There’s something about my recent trip to Ireland which has haunted me, namely the importance of marking one’s ancestors as part of one’s heritage, something about the continuity of time that I found reflected in the gravesite of William Butler Yeats. I had never been much of a grave site enthusiast, had never really made a point of visiting the graves of famous authors or personages, and I sometimes find some’s morbid fascination with the dead to be a bit bizarre, but in this case, I felt like I was visiting my literary heritage and literary legacy. I cannot possibly hope to accomplish as much with prose as Yeats did with poetry, but I nevertheless struggle on to leave my own little mark in the world.
Rosie and I arrived in Sligo coincidentally on Yeats birthday, June 13th, and the whole town was up to its nipples in Guinness in celebration of the big day. The sky was azure blue and nearly cloudless, yet his statue in town wore an impertinent rain slicker and held aloft an umbrella, I suppose as a way of recognizing that the weather in Ireland fairly often fails to cooperate.
We met a true Irish lass, Kerry Cunningham, who oversaw the Yeats museum and who took us on a tour before inviting us to go out back to the patio courtyard for refreshments. A more perfect day there has never been. After listening to youthful Irish bands sing out their plaintive tunes, we headed to Drumcliffe Church, the proper burial site for W.B. Yeats.
His tombstone is emblazoned with one of his most famous poems”
“Cast a cold eye
On life, on death
Horseman, pass by”

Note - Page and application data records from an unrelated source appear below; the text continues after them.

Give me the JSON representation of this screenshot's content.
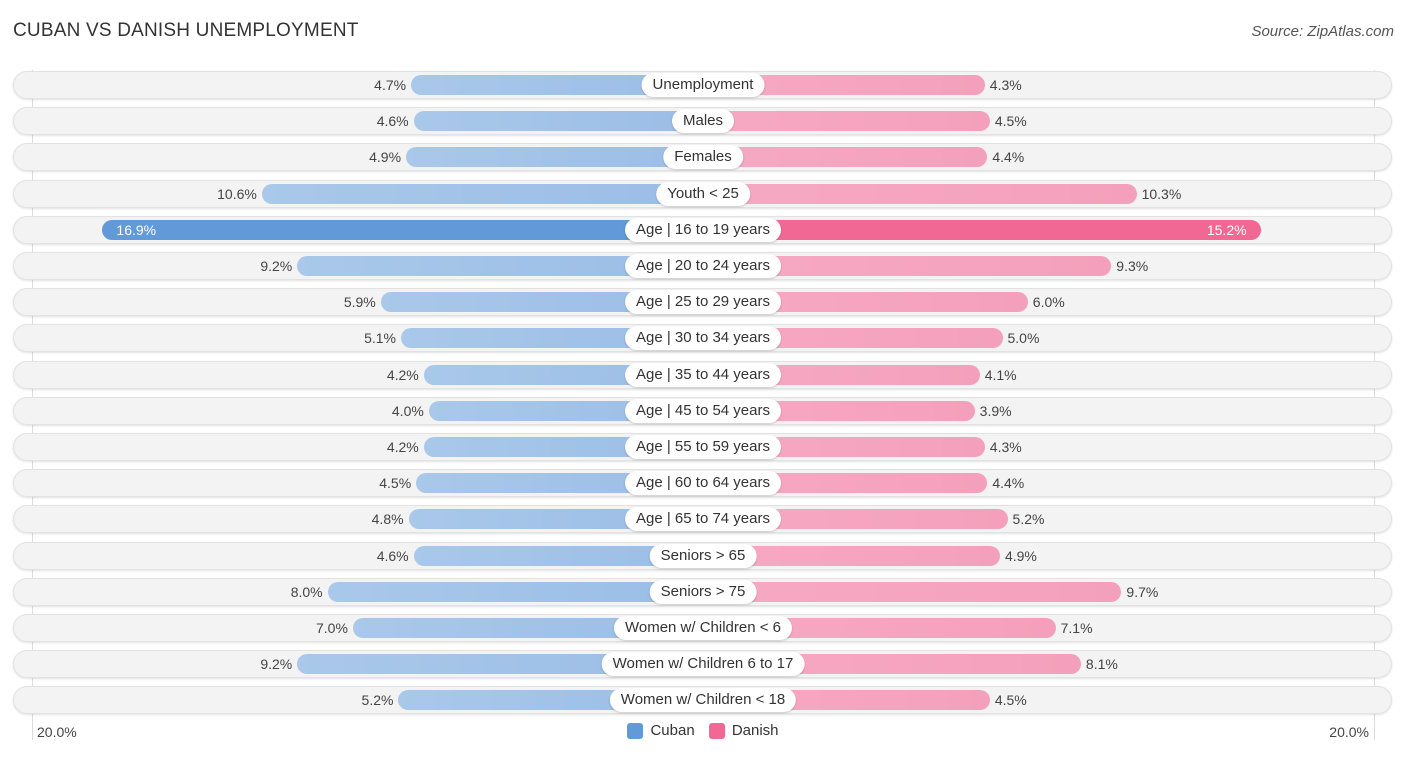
{
  "header": {
    "title": "CUBAN VS DANISH UNEMPLOYMENT",
    "source": "Source: ZipAtlas.com"
  },
  "chart_data": {
    "type": "bar",
    "orientation": "horizontal-diverging",
    "title": "CUBAN VS DANISH UNEMPLOYMENT",
    "xlabel": "",
    "ylabel": "",
    "xlim": [
      0,
      20.0
    ],
    "axis_labels": {
      "left": "20.0%",
      "right": "20.0%"
    },
    "legend": {
      "position": "bottom-center",
      "entries": [
        "Cuban",
        "Danish"
      ]
    },
    "colors": {
      "Cuban": "#a4c4e8",
      "Cuban_highlight": "#6199d9",
      "Danish": "#f5a7c1",
      "Danish_highlight": "#f06893"
    },
    "categories": [
      "Unemployment",
      "Males",
      "Females",
      "Youth < 25",
      "Age | 16 to 19 years",
      "Age | 20 to 24 years",
      "Age | 25 to 29 years",
      "Age | 30 to 34 years",
      "Age | 35 to 44 years",
      "Age | 45 to 54 years",
      "Age | 55 to 59 years",
      "Age | 60 to 64 years",
      "Age | 65 to 74 years",
      "Seniors > 65",
      "Seniors > 75",
      "Women w/ Children < 6",
      "Women w/ Children 6 to 17",
      "Women w/ Children < 18"
    ],
    "series": [
      {
        "name": "Cuban",
        "values": [
          4.7,
          4.6,
          4.9,
          10.6,
          16.9,
          9.2,
          5.9,
          5.1,
          4.2,
          4.0,
          4.2,
          4.5,
          4.8,
          4.6,
          8.0,
          7.0,
          9.2,
          5.2
        ],
        "labels": [
          "4.7%",
          "4.6%",
          "4.9%",
          "10.6%",
          "16.9%",
          "9.2%",
          "5.9%",
          "5.1%",
          "4.2%",
          "4.0%",
          "4.2%",
          "4.5%",
          "4.8%",
          "4.6%",
          "8.0%",
          "7.0%",
          "9.2%",
          "5.2%"
        ]
      },
      {
        "name": "Danish",
        "values": [
          4.3,
          4.5,
          4.4,
          10.3,
          15.2,
          9.3,
          6.0,
          5.0,
          4.1,
          3.9,
          4.3,
          4.4,
          5.2,
          4.9,
          9.7,
          7.1,
          8.1,
          4.5
        ],
        "labels": [
          "4.3%",
          "4.5%",
          "4.4%",
          "10.3%",
          "15.2%",
          "9.3%",
          "6.0%",
          "5.0%",
          "4.1%",
          "3.9%",
          "4.3%",
          "4.4%",
          "5.2%",
          "4.9%",
          "9.7%",
          "7.1%",
          "8.1%",
          "4.5%"
        ]
      }
    ],
    "highlighted_category": "Age | 16 to 19 years"
  }
}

To me, the gravestone wasn’t the most remarkable thing about Yeats, though it was certainly memorable. To me, what stood out was the lifelong passion Yeats maintained for the Irish Nationalist Revolutionary Maud Gonne. He proposed to her four times before her marriage to someone else, and proposed yet once again, a final time, after her divorce. She must certainly have been one of the most independent-minded women of all time to turn down the man who had immortalized her in his poetry, but she lives on as an example of yearning and passion and unrequited love (though there are many rumors that Maud Gonne and Yeats did finally, one time, consummate their relationship).
To me, it serves as an example that we don’t always know what in life is best for us, and is a study in missed opportunities. Yeats, near the end of his life, married a woman named Georgie Hyde-Lees, and it is Georgie who rests at the foot of his grave, with a small marker of her own.
Yeats died at age 74, but he couldn’t have had a fuller life if he had lived to 100, and I myself was grateful to come away with a greater appreciation of the man beyond the legend.